Data records for software interfaces
________________
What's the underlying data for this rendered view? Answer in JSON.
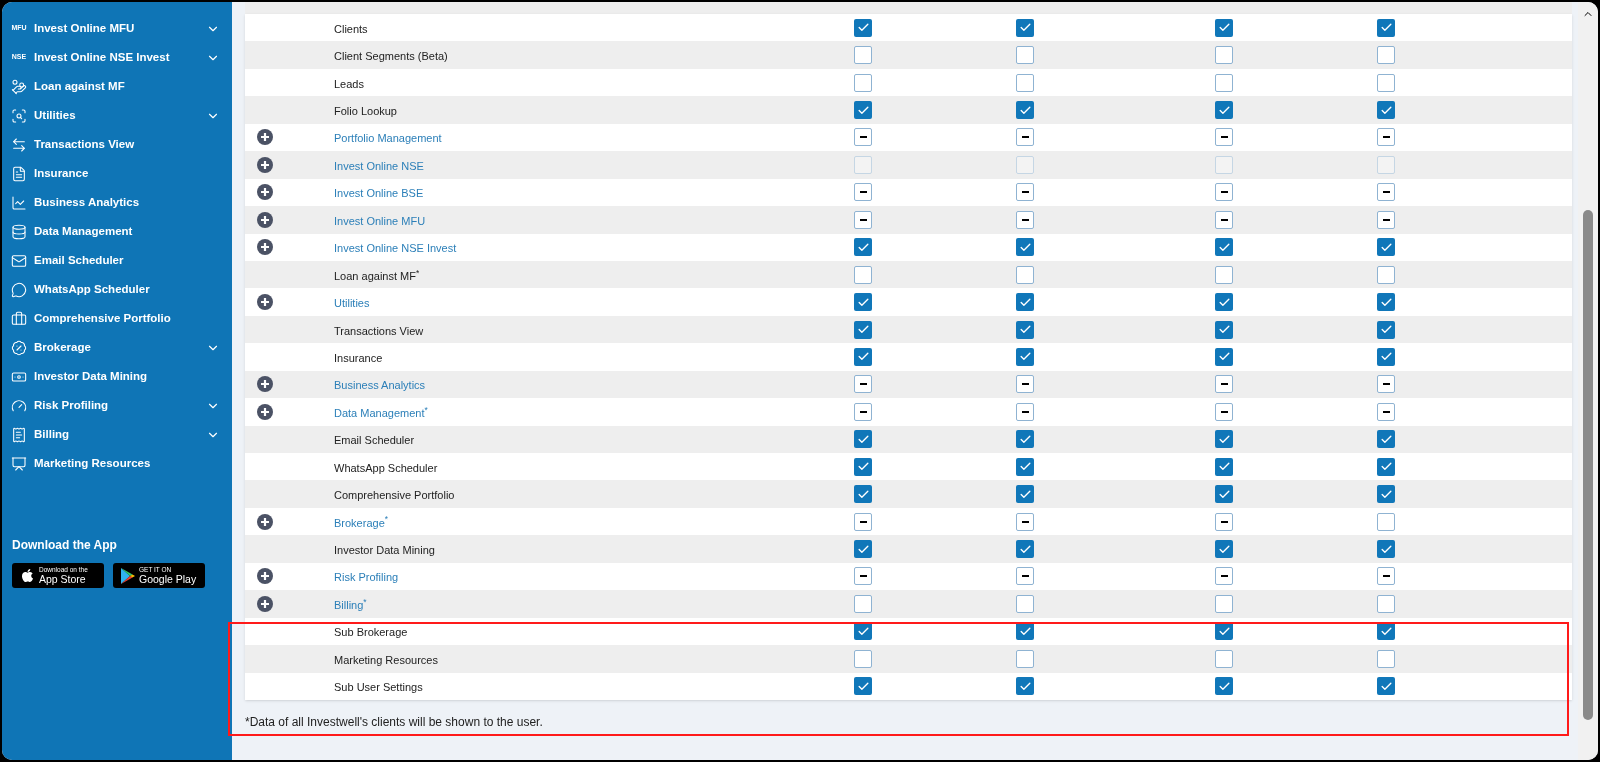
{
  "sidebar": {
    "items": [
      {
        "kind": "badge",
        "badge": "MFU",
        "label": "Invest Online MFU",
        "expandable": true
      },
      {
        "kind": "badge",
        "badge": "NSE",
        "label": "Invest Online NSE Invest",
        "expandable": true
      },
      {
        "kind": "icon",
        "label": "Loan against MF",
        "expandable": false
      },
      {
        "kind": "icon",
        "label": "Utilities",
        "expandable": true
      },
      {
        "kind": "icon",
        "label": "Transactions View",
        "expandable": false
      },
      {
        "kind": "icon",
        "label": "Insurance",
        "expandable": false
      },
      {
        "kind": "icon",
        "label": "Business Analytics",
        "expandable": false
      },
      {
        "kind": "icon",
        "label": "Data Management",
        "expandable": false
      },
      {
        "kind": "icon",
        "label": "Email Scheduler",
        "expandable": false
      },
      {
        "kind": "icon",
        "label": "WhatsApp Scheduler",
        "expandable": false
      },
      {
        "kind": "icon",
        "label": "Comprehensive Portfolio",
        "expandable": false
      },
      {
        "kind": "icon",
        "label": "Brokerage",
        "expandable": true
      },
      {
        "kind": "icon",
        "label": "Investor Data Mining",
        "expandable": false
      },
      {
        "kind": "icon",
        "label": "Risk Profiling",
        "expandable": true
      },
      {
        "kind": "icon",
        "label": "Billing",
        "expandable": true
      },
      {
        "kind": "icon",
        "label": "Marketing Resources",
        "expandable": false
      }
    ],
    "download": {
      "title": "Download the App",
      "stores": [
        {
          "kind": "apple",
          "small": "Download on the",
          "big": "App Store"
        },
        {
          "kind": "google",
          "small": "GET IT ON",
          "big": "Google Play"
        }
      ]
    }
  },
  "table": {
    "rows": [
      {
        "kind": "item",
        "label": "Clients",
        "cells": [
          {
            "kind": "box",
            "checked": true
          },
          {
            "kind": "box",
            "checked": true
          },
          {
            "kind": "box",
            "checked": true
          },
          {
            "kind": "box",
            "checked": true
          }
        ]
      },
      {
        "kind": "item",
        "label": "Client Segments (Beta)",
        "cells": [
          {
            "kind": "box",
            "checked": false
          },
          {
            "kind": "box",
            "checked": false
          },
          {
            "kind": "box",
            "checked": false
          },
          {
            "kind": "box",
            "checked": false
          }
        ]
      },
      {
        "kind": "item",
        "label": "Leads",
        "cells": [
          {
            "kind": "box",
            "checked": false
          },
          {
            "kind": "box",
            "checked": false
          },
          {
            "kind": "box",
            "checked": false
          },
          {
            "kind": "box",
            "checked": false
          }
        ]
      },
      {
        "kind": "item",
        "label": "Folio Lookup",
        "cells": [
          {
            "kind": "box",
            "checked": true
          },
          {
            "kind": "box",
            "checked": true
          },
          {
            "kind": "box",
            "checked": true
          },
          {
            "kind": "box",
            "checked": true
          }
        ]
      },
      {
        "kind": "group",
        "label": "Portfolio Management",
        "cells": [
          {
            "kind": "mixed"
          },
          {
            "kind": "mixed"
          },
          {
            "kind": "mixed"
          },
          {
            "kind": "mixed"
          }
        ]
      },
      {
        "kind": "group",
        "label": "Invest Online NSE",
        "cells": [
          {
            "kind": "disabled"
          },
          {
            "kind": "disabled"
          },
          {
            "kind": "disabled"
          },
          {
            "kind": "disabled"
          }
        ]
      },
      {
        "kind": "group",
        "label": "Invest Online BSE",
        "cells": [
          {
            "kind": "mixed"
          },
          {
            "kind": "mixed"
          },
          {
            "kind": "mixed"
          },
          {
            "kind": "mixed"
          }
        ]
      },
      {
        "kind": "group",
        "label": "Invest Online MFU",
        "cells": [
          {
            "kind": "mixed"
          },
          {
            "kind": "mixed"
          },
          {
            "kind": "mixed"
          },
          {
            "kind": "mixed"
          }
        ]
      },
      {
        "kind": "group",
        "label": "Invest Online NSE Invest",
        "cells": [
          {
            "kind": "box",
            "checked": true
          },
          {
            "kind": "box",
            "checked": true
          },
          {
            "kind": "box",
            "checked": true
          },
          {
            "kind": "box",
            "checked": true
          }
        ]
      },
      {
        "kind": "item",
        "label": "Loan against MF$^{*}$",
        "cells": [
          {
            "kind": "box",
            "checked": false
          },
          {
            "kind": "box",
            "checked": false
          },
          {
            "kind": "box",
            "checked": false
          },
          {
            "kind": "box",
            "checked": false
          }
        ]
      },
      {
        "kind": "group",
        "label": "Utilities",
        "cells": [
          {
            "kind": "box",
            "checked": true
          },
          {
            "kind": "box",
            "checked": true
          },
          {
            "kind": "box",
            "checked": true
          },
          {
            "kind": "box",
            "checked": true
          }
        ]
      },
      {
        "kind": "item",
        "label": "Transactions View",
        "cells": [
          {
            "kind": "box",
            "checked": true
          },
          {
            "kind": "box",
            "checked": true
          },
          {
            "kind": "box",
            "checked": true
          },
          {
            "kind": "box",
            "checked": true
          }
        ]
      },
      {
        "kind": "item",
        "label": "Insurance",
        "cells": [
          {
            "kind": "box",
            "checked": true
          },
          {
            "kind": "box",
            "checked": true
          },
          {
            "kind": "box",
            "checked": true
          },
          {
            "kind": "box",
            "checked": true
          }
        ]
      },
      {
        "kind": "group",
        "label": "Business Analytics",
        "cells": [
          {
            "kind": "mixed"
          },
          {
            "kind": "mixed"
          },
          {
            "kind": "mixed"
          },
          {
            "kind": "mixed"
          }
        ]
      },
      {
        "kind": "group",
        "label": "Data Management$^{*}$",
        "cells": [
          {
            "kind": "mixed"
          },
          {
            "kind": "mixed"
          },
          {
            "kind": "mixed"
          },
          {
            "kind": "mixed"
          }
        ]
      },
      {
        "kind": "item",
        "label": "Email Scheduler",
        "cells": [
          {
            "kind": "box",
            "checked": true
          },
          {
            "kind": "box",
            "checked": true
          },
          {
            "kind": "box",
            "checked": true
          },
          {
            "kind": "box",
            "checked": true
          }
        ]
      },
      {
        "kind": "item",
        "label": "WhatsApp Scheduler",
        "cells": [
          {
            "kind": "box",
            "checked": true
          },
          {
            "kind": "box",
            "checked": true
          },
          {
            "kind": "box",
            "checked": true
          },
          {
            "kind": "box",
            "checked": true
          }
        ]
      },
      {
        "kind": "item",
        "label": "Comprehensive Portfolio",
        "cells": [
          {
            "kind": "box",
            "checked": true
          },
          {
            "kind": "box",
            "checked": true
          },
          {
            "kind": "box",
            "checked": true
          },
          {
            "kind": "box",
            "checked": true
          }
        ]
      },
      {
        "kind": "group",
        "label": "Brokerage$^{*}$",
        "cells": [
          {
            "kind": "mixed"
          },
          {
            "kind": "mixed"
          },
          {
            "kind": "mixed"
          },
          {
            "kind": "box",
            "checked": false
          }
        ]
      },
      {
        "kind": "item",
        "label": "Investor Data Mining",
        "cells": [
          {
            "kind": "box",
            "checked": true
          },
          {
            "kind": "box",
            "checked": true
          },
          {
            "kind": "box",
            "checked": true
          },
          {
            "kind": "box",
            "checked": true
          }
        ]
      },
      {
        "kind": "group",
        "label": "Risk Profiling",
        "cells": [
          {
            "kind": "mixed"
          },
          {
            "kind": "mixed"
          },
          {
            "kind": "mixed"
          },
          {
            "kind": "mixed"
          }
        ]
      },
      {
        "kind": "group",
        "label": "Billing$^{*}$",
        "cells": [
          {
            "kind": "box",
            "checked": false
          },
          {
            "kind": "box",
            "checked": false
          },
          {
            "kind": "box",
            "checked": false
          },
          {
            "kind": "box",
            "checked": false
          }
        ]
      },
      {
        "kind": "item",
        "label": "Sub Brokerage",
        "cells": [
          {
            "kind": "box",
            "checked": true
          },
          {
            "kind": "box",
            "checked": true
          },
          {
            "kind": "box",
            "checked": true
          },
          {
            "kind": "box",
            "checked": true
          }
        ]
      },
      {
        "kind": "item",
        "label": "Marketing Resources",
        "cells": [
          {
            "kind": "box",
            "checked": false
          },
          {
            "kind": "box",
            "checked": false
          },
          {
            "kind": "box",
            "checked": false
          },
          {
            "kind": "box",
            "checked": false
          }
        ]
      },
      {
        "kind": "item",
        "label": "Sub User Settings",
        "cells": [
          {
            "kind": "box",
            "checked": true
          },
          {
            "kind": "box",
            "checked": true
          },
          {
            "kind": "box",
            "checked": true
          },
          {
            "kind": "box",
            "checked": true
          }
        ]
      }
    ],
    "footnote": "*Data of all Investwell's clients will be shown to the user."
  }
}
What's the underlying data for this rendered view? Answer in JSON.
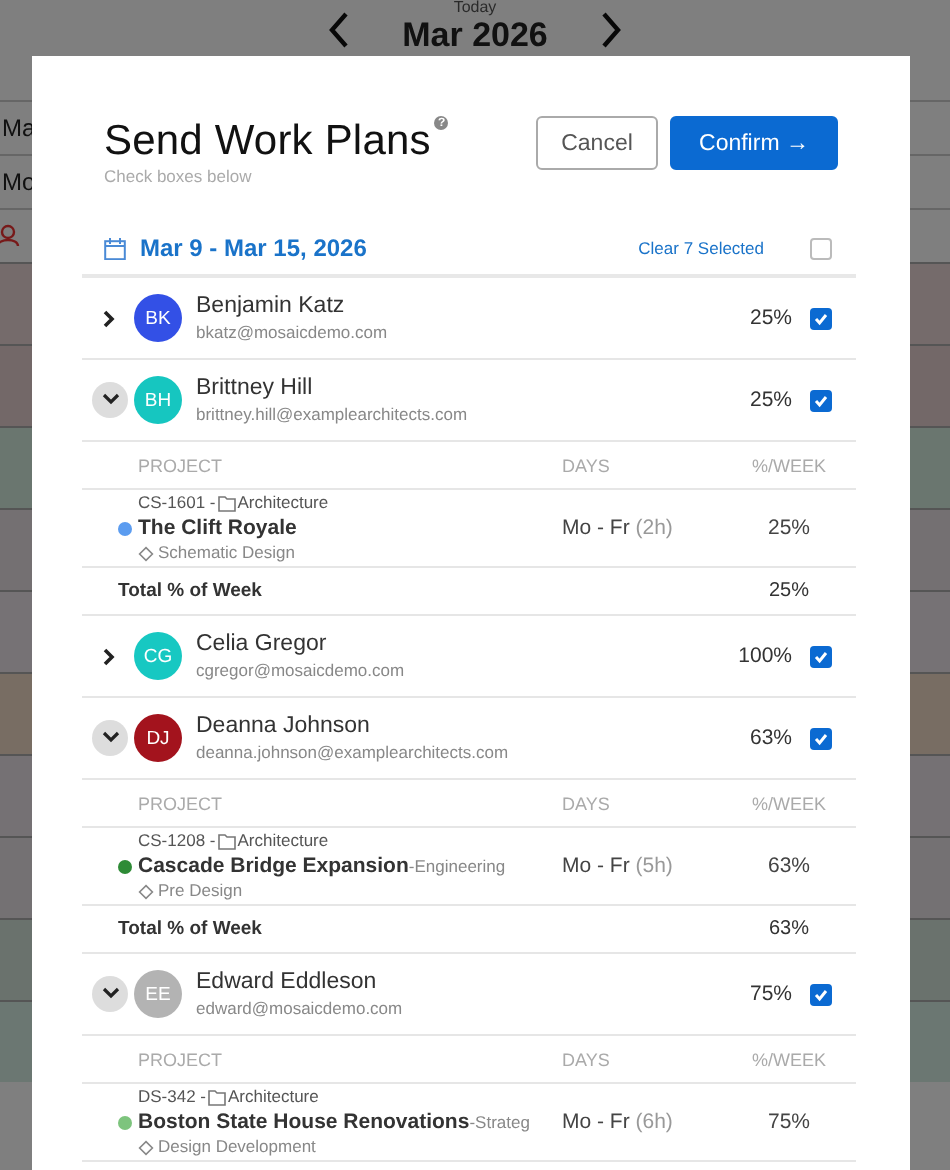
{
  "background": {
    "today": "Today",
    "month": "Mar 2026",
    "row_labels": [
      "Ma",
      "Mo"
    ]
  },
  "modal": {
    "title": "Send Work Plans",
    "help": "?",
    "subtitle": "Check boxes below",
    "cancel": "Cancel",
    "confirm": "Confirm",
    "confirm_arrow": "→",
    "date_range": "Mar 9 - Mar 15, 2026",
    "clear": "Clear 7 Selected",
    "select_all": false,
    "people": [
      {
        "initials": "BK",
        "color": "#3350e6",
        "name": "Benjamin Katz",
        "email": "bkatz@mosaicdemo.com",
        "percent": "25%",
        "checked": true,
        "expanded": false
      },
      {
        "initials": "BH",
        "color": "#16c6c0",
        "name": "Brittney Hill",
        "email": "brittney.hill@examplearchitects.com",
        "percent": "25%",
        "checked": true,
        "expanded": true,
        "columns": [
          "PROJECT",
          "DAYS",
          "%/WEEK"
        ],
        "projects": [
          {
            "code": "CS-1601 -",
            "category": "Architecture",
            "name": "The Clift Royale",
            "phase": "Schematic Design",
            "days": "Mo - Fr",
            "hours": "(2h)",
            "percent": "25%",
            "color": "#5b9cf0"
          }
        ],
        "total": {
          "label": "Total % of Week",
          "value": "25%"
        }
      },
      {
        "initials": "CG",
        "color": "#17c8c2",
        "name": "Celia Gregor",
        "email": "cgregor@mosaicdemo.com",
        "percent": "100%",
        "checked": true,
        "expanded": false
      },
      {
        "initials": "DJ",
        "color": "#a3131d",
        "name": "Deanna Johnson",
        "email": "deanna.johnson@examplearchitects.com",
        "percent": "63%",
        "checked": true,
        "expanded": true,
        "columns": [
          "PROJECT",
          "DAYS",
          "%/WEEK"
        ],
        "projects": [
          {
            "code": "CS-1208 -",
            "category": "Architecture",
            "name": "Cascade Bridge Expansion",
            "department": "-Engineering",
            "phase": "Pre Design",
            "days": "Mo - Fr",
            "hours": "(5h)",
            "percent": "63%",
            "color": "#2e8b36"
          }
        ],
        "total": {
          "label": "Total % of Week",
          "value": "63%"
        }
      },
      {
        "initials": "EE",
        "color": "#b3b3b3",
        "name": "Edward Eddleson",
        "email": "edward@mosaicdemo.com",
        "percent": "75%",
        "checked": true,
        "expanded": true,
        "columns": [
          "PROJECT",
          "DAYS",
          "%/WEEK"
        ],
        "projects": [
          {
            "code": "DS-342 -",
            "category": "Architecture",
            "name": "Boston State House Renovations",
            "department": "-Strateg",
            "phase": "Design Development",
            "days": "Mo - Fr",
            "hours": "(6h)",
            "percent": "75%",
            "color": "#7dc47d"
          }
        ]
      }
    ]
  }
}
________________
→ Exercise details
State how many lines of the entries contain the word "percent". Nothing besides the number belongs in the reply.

→ Written response
8